This spring, I had the honour of being a judge at the Olympiades des métiers et des technologies in Quebec City. Two days during which the best compete to move up to the next level and ultimately perhaps win a medal at the world competition.
The job I was given for the competition was electrical problems. What I found out from this experience is that we often don’t know where to start when we have to repair a breakdown involving the electrical components of a vehicle. And what better way than to use a problem that was brought to us at the workshop to make a link to it and even give a tip or two for the next competitors and technicians learning in the field.
Jumping to conclusions
The problem vehicle: a 2013 Jeep Wrangler with non-functioning windscreen wipers. What I saw during the competition, and what I often see other technicians do, is to jump straight to the component and start checking, to see if there’s power and ground when you activate the said component. In some cases, this can lead you down the wrong path, waste time (and we all know that eight hours of work a day often goes by too quickly), and ultimately lead to the wrong diagnosis.
First point: Why might disconnecting a component not be recommended for some manufacturers? It’s very simple. Some manufacturers check the integrity of a circuit before sending power to it, to avoid causing a short-circuit.
So, with the component unplugged, you might not be able to see anything. And without knowing exactly what we need to see with our measurement, how can we decide on the next step?
Second point: I often mention that it’s always better to take 15 minutes to satisfy your curiosity before reading a manufacturer’s instructions.
Time to understand
In this situation, why not study the electrical circuit of the component that is not working? This audit will give us a very important clue as to the next steps we should take.
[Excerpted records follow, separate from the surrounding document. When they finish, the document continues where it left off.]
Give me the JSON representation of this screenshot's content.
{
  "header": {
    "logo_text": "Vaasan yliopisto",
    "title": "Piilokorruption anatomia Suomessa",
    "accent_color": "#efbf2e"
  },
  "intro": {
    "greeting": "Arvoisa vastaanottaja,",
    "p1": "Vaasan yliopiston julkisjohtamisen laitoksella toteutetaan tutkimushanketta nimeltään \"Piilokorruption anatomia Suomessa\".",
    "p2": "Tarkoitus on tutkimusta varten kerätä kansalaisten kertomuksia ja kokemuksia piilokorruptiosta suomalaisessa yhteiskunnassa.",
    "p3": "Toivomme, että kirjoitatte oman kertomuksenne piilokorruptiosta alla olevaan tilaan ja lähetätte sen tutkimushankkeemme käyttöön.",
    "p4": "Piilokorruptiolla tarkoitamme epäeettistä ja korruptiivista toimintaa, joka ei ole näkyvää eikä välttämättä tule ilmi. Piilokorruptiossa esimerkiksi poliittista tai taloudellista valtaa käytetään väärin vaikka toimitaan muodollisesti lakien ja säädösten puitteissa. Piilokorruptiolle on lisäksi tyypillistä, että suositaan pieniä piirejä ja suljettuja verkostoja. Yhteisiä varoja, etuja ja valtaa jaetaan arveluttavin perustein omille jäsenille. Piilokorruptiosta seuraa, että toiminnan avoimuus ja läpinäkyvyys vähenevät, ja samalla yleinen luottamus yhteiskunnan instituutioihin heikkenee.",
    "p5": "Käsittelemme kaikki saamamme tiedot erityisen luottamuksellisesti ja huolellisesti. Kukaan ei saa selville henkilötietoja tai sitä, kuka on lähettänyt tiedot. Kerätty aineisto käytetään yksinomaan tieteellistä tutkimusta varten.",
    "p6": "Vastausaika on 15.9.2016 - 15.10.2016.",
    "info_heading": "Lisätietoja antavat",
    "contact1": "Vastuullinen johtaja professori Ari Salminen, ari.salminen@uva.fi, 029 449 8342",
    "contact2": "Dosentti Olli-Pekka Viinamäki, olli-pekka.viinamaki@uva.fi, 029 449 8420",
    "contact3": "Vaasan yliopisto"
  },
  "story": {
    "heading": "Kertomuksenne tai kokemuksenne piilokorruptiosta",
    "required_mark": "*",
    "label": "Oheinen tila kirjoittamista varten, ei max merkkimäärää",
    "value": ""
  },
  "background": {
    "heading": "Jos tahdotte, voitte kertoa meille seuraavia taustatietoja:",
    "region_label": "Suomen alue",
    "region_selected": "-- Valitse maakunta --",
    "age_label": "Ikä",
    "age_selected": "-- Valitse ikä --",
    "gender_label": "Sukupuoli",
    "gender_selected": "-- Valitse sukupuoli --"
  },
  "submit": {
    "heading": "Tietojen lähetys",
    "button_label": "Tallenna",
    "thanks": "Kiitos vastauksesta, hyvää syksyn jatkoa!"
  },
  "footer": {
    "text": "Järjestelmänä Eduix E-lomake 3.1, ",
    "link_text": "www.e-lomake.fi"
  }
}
Is the component powered directly and controlled by switches, OR is it controlled by a module? Is it powered directly? Basic electrical circuit checks should be more than enough to find the source of the problem.
It is controlled by a module? The first check should be made with a scan tool to possibly find an anomaly code that will lead us to a diagnostic chart. And even if there is no code, as soon as there is a module involved in the equation, it is better to follow a charter or procedure to avoid unfortunate situations.
In our case, the windscreen wipers ARE controlled by the TIPM (Totally Intergrated Power Module), and we had code B2304 Wiper Park Switch Low. This very short charter led us to replace the module, which had suffered water ingress and a short-circuit.
In conclusion, I hope my two little tips will help you with your next repair!